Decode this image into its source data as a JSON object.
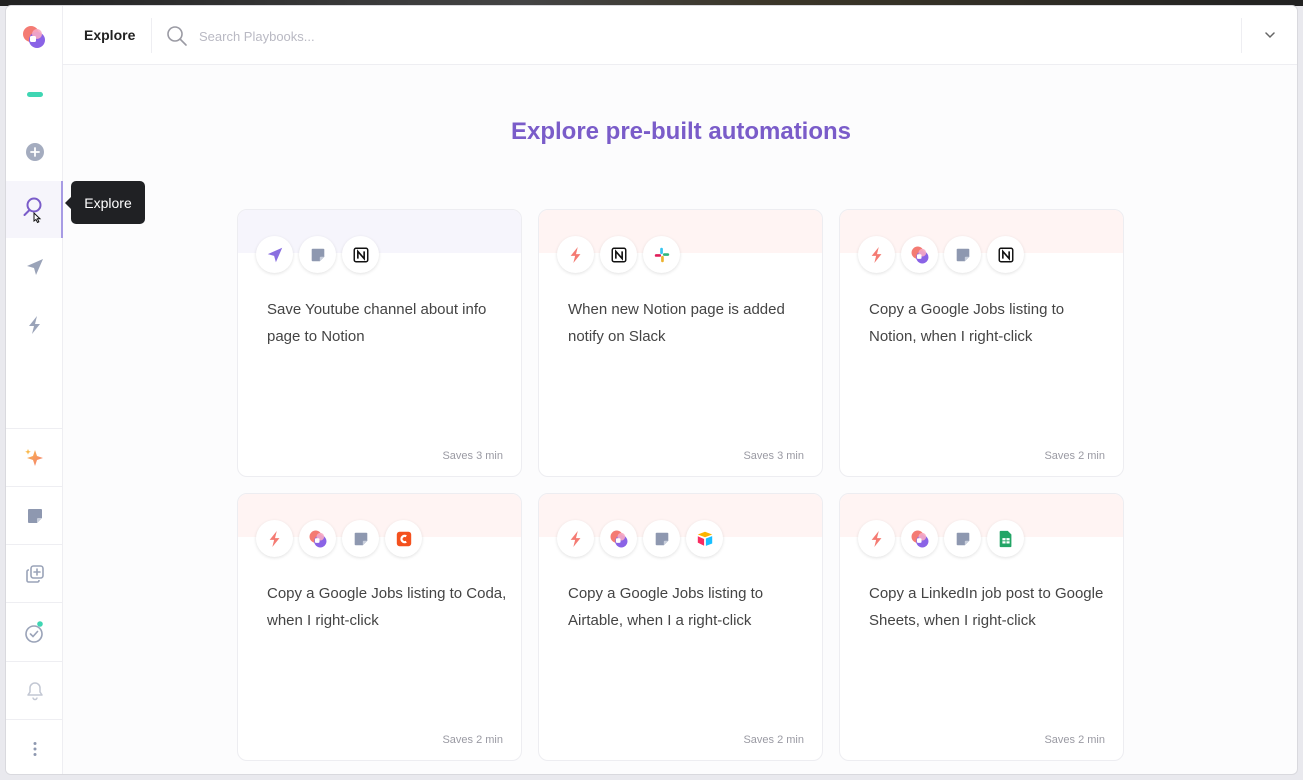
{
  "topbar": {
    "title": "Explore",
    "search_placeholder": "Search Playbooks..."
  },
  "tooltip": {
    "label": "Explore"
  },
  "heading": "Explore pre-built automations",
  "sidebar": {
    "items": [
      {
        "icon": "dash-icon"
      },
      {
        "icon": "plus-circle-icon"
      },
      {
        "icon": "search-icon"
      },
      {
        "icon": "send-icon"
      },
      {
        "icon": "lightning-icon"
      },
      {
        "icon": "sparkle-icon"
      },
      {
        "icon": "note-icon"
      },
      {
        "icon": "duplicate-icon"
      },
      {
        "icon": "check-circle-icon"
      },
      {
        "icon": "bell-icon"
      },
      {
        "icon": "more-icon"
      }
    ]
  },
  "colors": {
    "accent": "#7a5cc9",
    "teal": "#3fd6b3",
    "red": "#f47b73"
  },
  "cards": [
    {
      "title": "Save Youtube channel about info page to Notion",
      "saves": "Saves 3 min",
      "icons": [
        "send-icon",
        "note-icon",
        "notion-icon"
      ]
    },
    {
      "title": "When new Notion page is added notify on Slack",
      "saves": "Saves 3 min",
      "icons": [
        "lightning-icon",
        "notion-icon",
        "slack-icon"
      ]
    },
    {
      "title": "Copy a Google Jobs listing to Notion, when I right-click",
      "saves": "Saves 2 min",
      "icons": [
        "lightning-icon",
        "bardeen-icon",
        "note-icon",
        "notion-icon"
      ]
    },
    {
      "title": "Copy a Google Jobs listing to Coda, when I right-click",
      "saves": "Saves 2 min",
      "icons": [
        "lightning-icon",
        "bardeen-icon",
        "note-icon",
        "coda-icon"
      ]
    },
    {
      "title": "Copy a Google Jobs listing to Airtable, when I a right-click",
      "saves": "Saves 2 min",
      "icons": [
        "lightning-icon",
        "bardeen-icon",
        "note-icon",
        "airtable-icon"
      ]
    },
    {
      "title": "Copy a LinkedIn job post to Google Sheets, when I right-click",
      "saves": "Saves 2 min",
      "icons": [
        "lightning-icon",
        "bardeen-icon",
        "note-icon",
        "sheets-icon"
      ]
    }
  ]
}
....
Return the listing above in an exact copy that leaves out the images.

Decode this image into its source data as a JSON object.
{
  "topbar": {
    "title": "Explore",
    "search_placeholder": "Search Playbooks..."
  },
  "tooltip": {
    "label": "Explore"
  },
  "heading": "Explore pre-built automations",
  "sidebar": {
    "items": [
      {
        "icon": "dash-icon"
      },
      {
        "icon": "plus-circle-icon"
      },
      {
        "icon": "search-icon"
      },
      {
        "icon": "send-icon"
      },
      {
        "icon": "lightning-icon"
      },
      {
        "icon": "sparkle-icon"
      },
      {
        "icon": "note-icon"
      },
      {
        "icon": "duplicate-icon"
      },
      {
        "icon": "check-circle-icon"
      },
      {
        "icon": "bell-icon"
      },
      {
        "icon": "more-icon"
      }
    ]
  },
  "colors": {
    "accent": "#7a5cc9",
    "teal": "#3fd6b3",
    "red": "#f47b73"
  },
  "cards": [
    {
      "title": "Save Youtube channel about info page to Notion",
      "saves": "Saves 3 min",
      "icons": [
        "send-icon",
        "note-icon",
        "notion-icon"
      ]
    },
    {
      "title": "When new Notion page is added notify on Slack",
      "saves": "Saves 3 min",
      "icons": [
        "lightning-icon",
        "notion-icon",
        "slack-icon"
      ]
    },
    {
      "title": "Copy a Google Jobs listing to Notion, when I right-click",
      "saves": "Saves 2 min",
      "icons": [
        "lightning-icon",
        "bardeen-icon",
        "note-icon",
        "notion-icon"
      ]
    },
    {
      "title": "Copy a Google Jobs listing to Coda, when I right-click",
      "saves": "Saves 2 min",
      "icons": [
        "lightning-icon",
        "bardeen-icon",
        "note-icon",
        "coda-icon"
      ]
    },
    {
      "title": "Copy a Google Jobs listing to Airtable, when I a right-click",
      "saves": "Saves 2 min",
      "icons": [
        "lightning-icon",
        "bardeen-icon",
        "note-icon",
        "airtable-icon"
      ]
    },
    {
      "title": "Copy a LinkedIn job post to Google Sheets, when I right-click",
      "saves": "Saves 2 min",
      "icons": [
        "lightning-icon",
        "bardeen-icon",
        "note-icon",
        "sheets-icon"
      ]
    }
  ]
}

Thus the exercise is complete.